What a sight the Church is! What a sight this institution is, at once so human as to have a traitor in the apartments of Christ’s vicar and so holy as to have missionaries at the four corners of the earth. But the time has come, says the Pope, to realize that the land of mission is not far off, but here in the Christian West, in the schools, factories and offices where we live and where Christianity, for those who have memories of it, has turned into a habit, into hackneyed phrases unable to fascinate, to inspire people’s lives and stir their hearts.
A new evangelization is needed, Benedict XVI explains in St. Peter’s Square, as a light wind ruffles his hair and shakes the plumes on the helmets of the Swiss Guard, a tourist attraction with their anachronistic halberds.
“This new evangelization,” says the Pope during the opening Mass of the Synod dedicated to it, “is addressed to all those who, though having been baptized, have strayed from the Church and have abandoned the Christian life altogether.”
There is a pause, after which the Holy Father resumes his speech listened to by thousands of faithful from all over the world: “We need a new encounter with the Lord, the only encounter that gives peace and meaning to life.”

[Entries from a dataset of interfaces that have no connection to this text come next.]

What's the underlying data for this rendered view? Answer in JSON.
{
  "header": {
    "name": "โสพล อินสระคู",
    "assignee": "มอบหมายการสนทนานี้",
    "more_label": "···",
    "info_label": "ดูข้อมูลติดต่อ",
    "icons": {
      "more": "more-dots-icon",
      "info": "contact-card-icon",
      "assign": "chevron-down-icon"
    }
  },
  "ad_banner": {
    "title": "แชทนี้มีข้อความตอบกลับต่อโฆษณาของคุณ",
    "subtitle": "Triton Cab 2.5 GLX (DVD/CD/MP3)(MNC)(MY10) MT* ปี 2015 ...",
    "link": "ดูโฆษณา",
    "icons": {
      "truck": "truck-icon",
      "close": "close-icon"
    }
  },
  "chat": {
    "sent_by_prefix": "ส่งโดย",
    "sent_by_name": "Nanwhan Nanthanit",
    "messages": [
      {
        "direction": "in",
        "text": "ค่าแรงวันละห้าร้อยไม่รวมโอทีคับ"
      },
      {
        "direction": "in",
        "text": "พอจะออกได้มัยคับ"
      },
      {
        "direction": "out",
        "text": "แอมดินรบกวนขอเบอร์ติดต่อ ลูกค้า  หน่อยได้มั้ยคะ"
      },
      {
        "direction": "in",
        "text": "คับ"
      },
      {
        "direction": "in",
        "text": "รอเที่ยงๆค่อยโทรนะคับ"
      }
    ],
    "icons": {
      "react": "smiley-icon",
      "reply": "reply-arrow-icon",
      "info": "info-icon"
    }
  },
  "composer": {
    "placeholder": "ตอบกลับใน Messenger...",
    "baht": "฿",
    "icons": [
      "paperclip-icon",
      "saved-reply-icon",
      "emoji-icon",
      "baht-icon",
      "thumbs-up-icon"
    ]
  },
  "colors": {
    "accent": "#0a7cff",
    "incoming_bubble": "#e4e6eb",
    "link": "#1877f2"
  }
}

What an attractive sight the Church is! What a great taste for beauty it shows! The celebration is accompanied by chant; one thousand priests go down the parvis to distribute Communion, the presence of the living God, and in the crowded square there is palpable silence and respect. There has never been such a crowded assembly of bishops in the Church’s history. White miters stand out along with hats, colored and embroidered with golden threads, worn by bishops of different rites. Two hundred sixty-two bishops will participate in the Synod, which will end on October 28. Another 100 bishops attend the opening Mass; they come from Germany and Spain because the Pope has decided to proclaim two new doctors of the Church, St. Hildegard of Bingen and St. John of Avila. Sainthood in the Church, in fact, is not a thing of the past, but, as those who live their faith know very well, it is something alive at all times. Also, the announcement that Christ is alive, that He is the answer to our often misperceived needs, does not require strategies prepared in advance, pastoral plans or long organizational meetings, which are often resorted to in the Church. The Synod should avoid this perspective error. The Holy Father speaks of something else. He says: “Saints are the real protagonists of evangelization.” He refers to the creativity of the Holy Spirit, who blows where He wills…